About this task: All lines in the material containing the word "status" need to be copied.

..........

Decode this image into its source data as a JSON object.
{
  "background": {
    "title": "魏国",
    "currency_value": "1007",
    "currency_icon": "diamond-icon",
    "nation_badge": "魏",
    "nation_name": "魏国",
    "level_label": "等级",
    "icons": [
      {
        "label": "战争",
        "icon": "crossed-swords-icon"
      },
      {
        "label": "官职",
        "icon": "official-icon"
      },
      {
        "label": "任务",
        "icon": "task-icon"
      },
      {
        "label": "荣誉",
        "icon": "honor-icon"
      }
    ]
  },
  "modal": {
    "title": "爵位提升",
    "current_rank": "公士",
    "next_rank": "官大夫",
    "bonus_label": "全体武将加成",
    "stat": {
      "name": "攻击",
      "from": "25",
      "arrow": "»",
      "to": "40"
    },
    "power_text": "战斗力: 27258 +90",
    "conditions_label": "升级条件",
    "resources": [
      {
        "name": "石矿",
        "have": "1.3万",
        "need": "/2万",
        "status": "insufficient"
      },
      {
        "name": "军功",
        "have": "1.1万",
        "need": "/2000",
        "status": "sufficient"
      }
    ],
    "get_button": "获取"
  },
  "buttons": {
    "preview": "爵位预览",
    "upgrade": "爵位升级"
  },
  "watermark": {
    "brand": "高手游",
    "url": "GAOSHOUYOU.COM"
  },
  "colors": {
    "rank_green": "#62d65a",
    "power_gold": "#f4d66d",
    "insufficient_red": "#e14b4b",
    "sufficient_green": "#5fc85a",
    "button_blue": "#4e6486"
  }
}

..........

Output:
        "status": "insufficient"
        "status": "sufficient"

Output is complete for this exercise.